> _Description of the task_
Your answer must be an exact copy of the data below, minus any pictures.

> _Stored data_
------
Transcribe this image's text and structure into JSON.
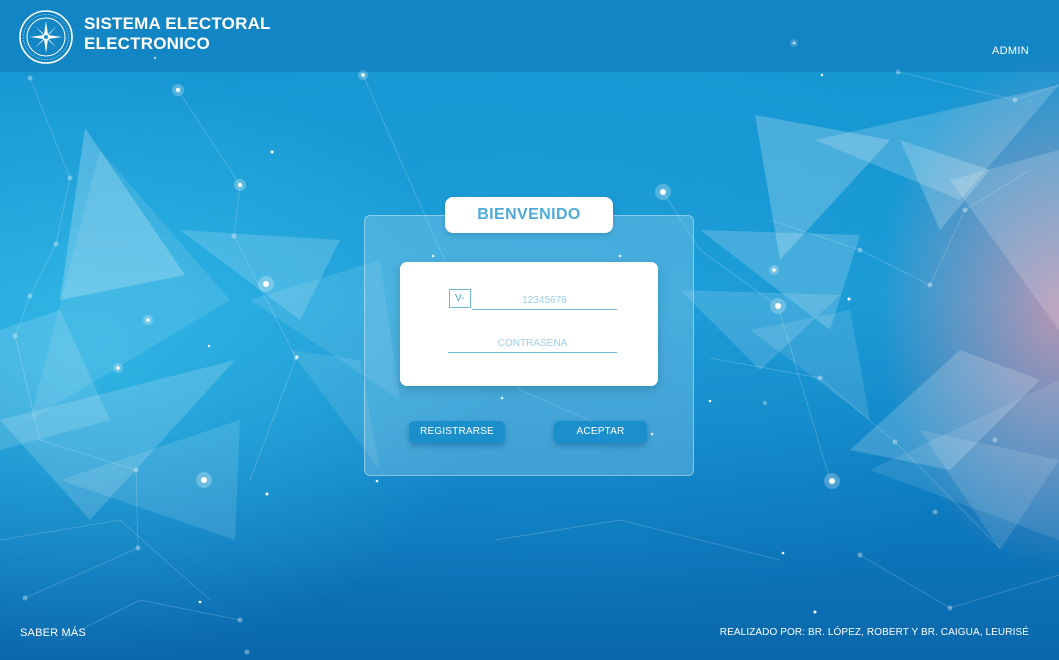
{
  "header": {
    "title_line1": "SISTEMA ELECTORAL",
    "title_line2": "ELECTRONICO",
    "admin_label": "ADMIN",
    "logo_icon": "university-seal-icon"
  },
  "login": {
    "heading": "BIENVENIDO",
    "id_prefix": "V-",
    "id_placeholder": "12345678",
    "password_placeholder": "CONTRASEÑA",
    "register_label": "REGISTRARSE",
    "accept_label": "ACEPTAR"
  },
  "footer": {
    "more_label": "SABER MÁS",
    "credits": "REALIZADO POR: BR. LÓPEZ, ROBERT Y BR. CAIGUA, LEURISÉ"
  },
  "colors": {
    "accent": "#4eaad8",
    "button": "#1b8fcb",
    "background_top": "#1596d2",
    "background_bottom": "#0a67ab",
    "glow_right": "#e896aa"
  }
}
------
> _Result for this task_
Transcribe this image's text and structure into JSON.
{
  "header": {
    "title_line1": "SISTEMA ELECTORAL",
    "title_line2": "ELECTRONICO",
    "admin_label": "ADMIN",
    "logo_icon": "university-seal-icon"
  },
  "login": {
    "heading": "BIENVENIDO",
    "id_prefix": "V-",
    "id_placeholder": "12345678",
    "password_placeholder": "CONTRASEÑA",
    "register_label": "REGISTRARSE",
    "accept_label": "ACEPTAR"
  },
  "footer": {
    "more_label": "SABER MÁS",
    "credits": "REALIZADO POR: BR. LÓPEZ, ROBERT Y BR. CAIGUA, LEURISÉ"
  },
  "colors": {
    "accent": "#4eaad8",
    "button": "#1b8fcb",
    "background_top": "#1596d2",
    "background_bottom": "#0a67ab",
    "glow_right": "#e896aa"
  }
}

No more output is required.